Department Process Engineering

Strategy Micropoll

The Swiss Federal Office for the Environment (FOEN) currently conducts the project Strategy Micropoll in order to develop a strategy to reduce the input of organic micropollutants from domestic wastewater into Swiss surface waters. The project started in 2006 and was finished by the end of 2010. Results from this project led into the development of the VSA-Plattform Verfahrenstechnik Mikroverunreinigungen.

The most important questions are the following:

  • Do micropollutants originating from urban catchments have a negative impact on Swiss surface and groundwater? Which are the most critical substances and which water courses are affected?
  • Is the current technology used for wastewater treatment sufficiently efficient in reducing the input of micropollutants or do we need to upgrade the wastewater treatment plants with additional, advanced treatment steps?
  • How can we measure and assess the impact of micropollutants in surface waters with a minimal effort?

The project is divided in three work packages:

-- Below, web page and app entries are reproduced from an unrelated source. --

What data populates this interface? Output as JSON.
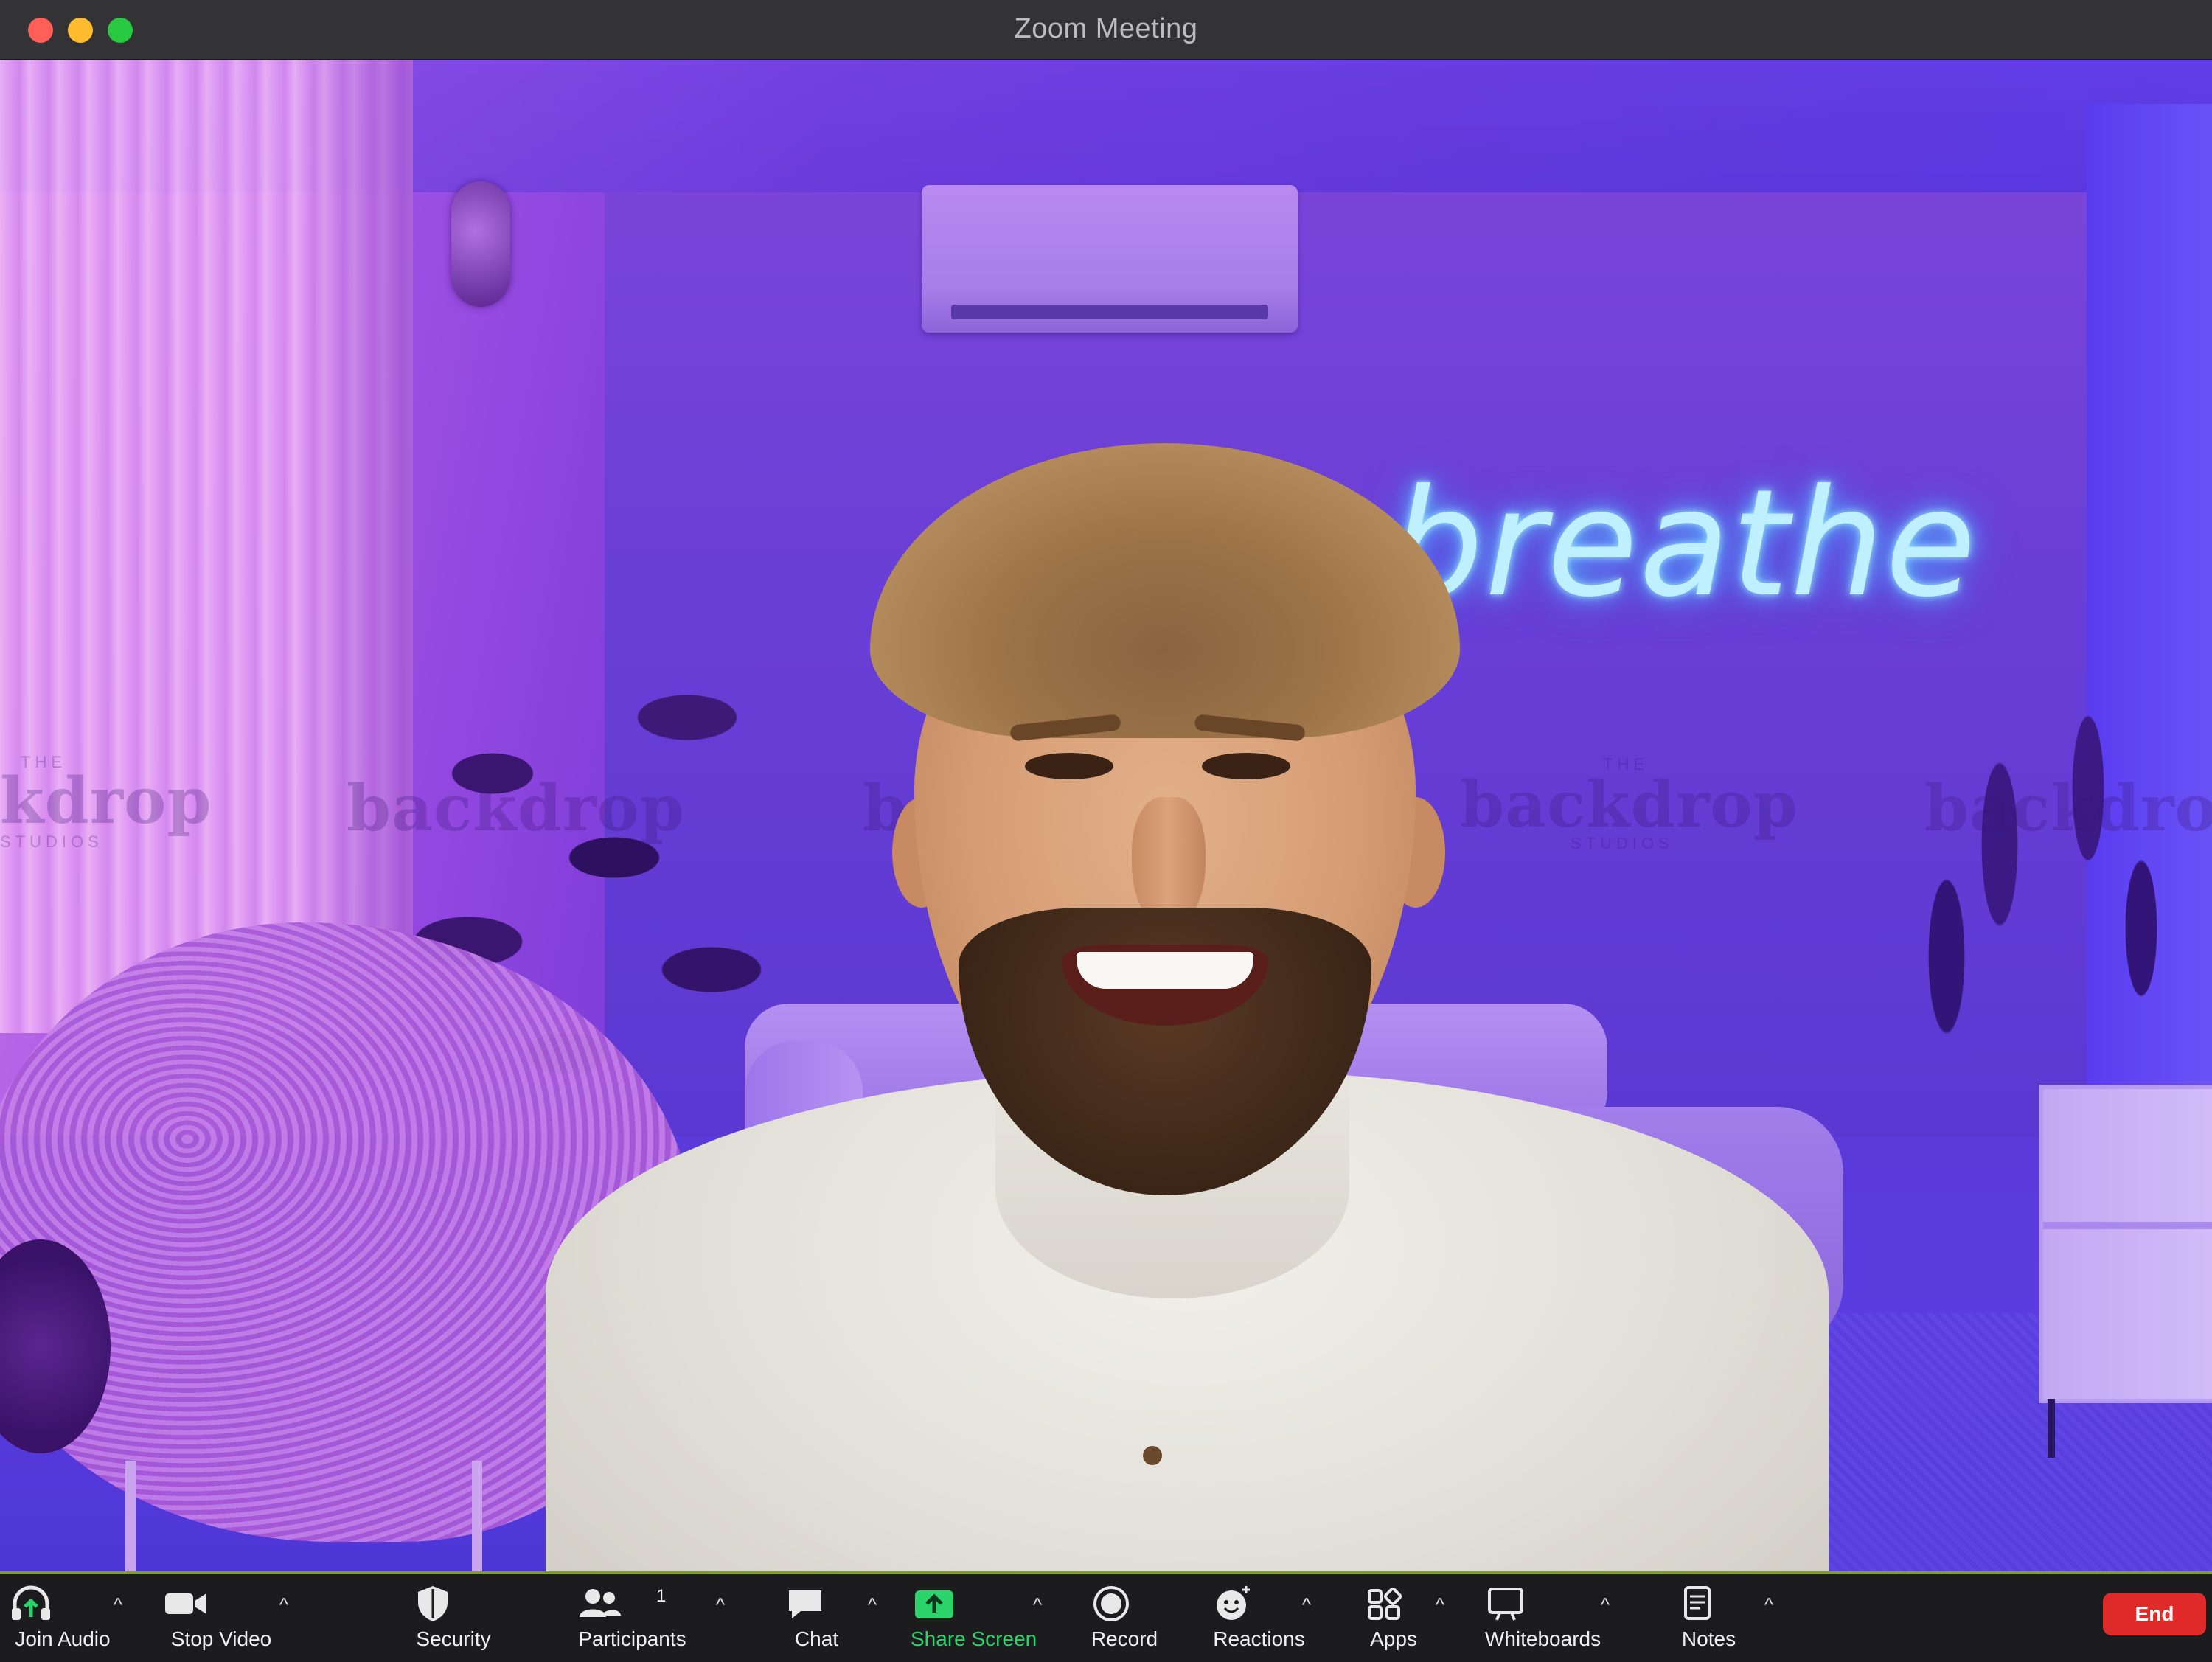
{
  "window": {
    "title": "Zoom Meeting"
  },
  "background": {
    "neon_sign": "breathe",
    "watermark_word": "backdrop",
    "watermark_word_cropped": "kdrop",
    "watermark_top": "THE",
    "watermark_bottom": "STUDIOS"
  },
  "toolbar": {
    "join_audio": "Join Audio",
    "stop_video": "Stop Video",
    "security": "Security",
    "participants": "Participants",
    "participants_count": "1",
    "chat": "Chat",
    "share_screen": "Share Screen",
    "record": "Record",
    "reactions": "Reactions",
    "apps": "Apps",
    "whiteboards": "Whiteboards",
    "notes": "Notes",
    "end": "End",
    "caret": "^"
  },
  "colors": {
    "share_screen_accent": "#2bd46a",
    "end_button": "#e02a2a",
    "toolbar_bg": "#1c1c1e"
  }
}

  • Need for action: Assessment of the current situation of Swiss surface waters with respect to selected micropollutants, based on measurements and mass-flux-studies.
  • Exposure assessment: Development of a measurement concept and selection of relevant substances in order to assess the quality of surface waters. Selection of indicator substances, which can be used to assess the efficiency of measures taken to reduce the input of micropollutants.
  • Technical measures: Evaluation of various upgrading technologies for wastewater treatment plants. Evaluation of two full-scale pilot-studies with ozonation of the treated wastewater and various small-scale experiments with addition of powdered activated carbon.

Eawag is strongly integrated in the project „Strategy Micropoll“ and has a leading role in all work packages.

What are micropollutants?

The term “micropollutants” or “trace contaminants” refers to (mostly anthropogenic) substances that are measured in the range of ng/L to µg/L range (1 µg/L corresponds to the amount of 1 kg of sugar in Lake Biel). It summarizes a broad variety of chemicals that are used for various purposes, such as plant and material protection (pesticides, biocides), additives found in consumer products like sun creams or detergents (e.g. UV-filters, corrosion inhibitors), pharmaceuticals (e.g. antibiotics, analgesics, X-ray contrast media) or natural and synthetic hormones (e.g. contraceptives). Some of these substances are highly effective even in very low concentrations and may have adverse effects on aquatic organisms. The most prominent example for such effects is probably the feminization of male fish by endocrine disruptors.

Input pathways and fate in wastewater treatment

There are several input pathways for micropollutants into watercourses. Probably the most important one for pharmaceuticals and hormones is by treated wastewater. Today’s wastewater treatment plants are designed for the removal of organic material and nutrients (nitrogen, phosphorus). However, their removal capacity with respect to the micropollutants was intensely investigated in recent years by various research groups (also by Eawag within the EU-project Poseidon). As the removal capacity of WWTP is not sufficient, upgrading technologies are necessary in order to reduce the input of micropollutants into watercourses from domestic wastewater.

Advanced technologies for micropollutants removal

Several processes have been developed for the removal of micropollutants from drinking water, e.g. activated carbon treatment, nanofiltration, ozonation, advanced oxidation processes, some of which were also investigated at Eawag. Within the project “Strategy Micropoll” various pilot studies are conducted in order to investigate their application in wastewater treatment. The focus of the project lies on technologies that are capable of eliminating a broad range of micropollutants at reasonable costs; namely ozonation and powdered activated carbon (PAC) treatment.

Ozonation is tested in two full-scale experiments at WWTP Regensdorf and WWTP Lausanne (STEP Vidy). The pilot study in Regensdorf was successfully completed in October 2008 while the study in Lausanne started in May 2009. Besides these full-scale experiments three smaller pilot studies with PAC are conducted at Eawag, WWTP Lausanne and WWTP Kloten-Opfikon (supported by laboratory experiments at Eawag).